[Source data]
------------------------------

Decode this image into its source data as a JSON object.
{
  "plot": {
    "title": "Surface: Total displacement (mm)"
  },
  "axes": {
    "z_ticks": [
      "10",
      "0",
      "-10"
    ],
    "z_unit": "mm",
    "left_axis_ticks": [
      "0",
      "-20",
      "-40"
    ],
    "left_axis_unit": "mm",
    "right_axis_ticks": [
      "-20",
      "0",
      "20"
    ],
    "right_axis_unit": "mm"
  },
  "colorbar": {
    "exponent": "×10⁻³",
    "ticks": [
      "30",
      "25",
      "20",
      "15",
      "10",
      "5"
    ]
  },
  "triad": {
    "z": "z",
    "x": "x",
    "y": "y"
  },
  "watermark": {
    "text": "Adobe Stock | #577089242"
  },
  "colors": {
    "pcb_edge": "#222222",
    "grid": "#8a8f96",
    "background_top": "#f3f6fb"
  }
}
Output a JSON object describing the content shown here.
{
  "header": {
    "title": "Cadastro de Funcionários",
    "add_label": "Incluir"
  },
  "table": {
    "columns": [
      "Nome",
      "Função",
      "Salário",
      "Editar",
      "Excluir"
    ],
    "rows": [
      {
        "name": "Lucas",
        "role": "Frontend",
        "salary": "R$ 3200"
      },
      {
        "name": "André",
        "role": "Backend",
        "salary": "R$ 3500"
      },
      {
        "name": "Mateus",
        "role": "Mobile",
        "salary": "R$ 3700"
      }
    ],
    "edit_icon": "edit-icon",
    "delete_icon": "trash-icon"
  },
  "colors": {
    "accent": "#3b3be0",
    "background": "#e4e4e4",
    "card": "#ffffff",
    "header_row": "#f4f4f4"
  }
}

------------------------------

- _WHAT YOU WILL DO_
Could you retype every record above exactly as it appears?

- _SOLUTION FOR THIS TASK_
Decode this image into its source data as a JSON object.
{
  "plot": {
    "title": "Surface: Total displacement (mm)"
  },
  "axes": {
    "z_ticks": [
      "10",
      "0",
      "-10"
    ],
    "z_unit": "mm",
    "left_axis_ticks": [
      "0",
      "-20",
      "-40"
    ],
    "left_axis_unit": "mm",
    "right_axis_ticks": [
      "-20",
      "0",
      "20"
    ],
    "right_axis_unit": "mm"
  },
  "colorbar": {
    "exponent": "×10⁻³",
    "ticks": [
      "30",
      "25",
      "20",
      "15",
      "10",
      "5"
    ]
  },
  "triad": {
    "z": "z",
    "x": "x",
    "y": "y"
  },
  "watermark": {
    "text": "Adobe Stock | #577089242"
  },
  "colors": {
    "pcb_edge": "#222222",
    "grid": "#8a8f96",
    "background_top": "#f3f6fb"
  }
}
Output a JSON object describing the content shown here.
{
  "header": {
    "title": "Cadastro de Funcionários",
    "add_label": "Incluir"
  },
  "table": {
    "columns": [
      "Nome",
      "Função",
      "Salário",
      "Editar",
      "Excluir"
    ],
    "rows": [
      {
        "name": "Lucas",
        "role": "Frontend",
        "salary": "R$ 3200"
      },
      {
        "name": "André",
        "role": "Backend",
        "salary": "R$ 3500"
      },
      {
        "name": "Mateus",
        "role": "Mobile",
        "salary": "R$ 3700"
      }
    ],
    "edit_icon": "edit-icon",
    "delete_icon": "trash-icon"
  },
  "colors": {
    "accent": "#3b3be0",
    "background": "#e4e4e4",
    "card": "#ffffff",
    "header_row": "#f4f4f4"
  }
}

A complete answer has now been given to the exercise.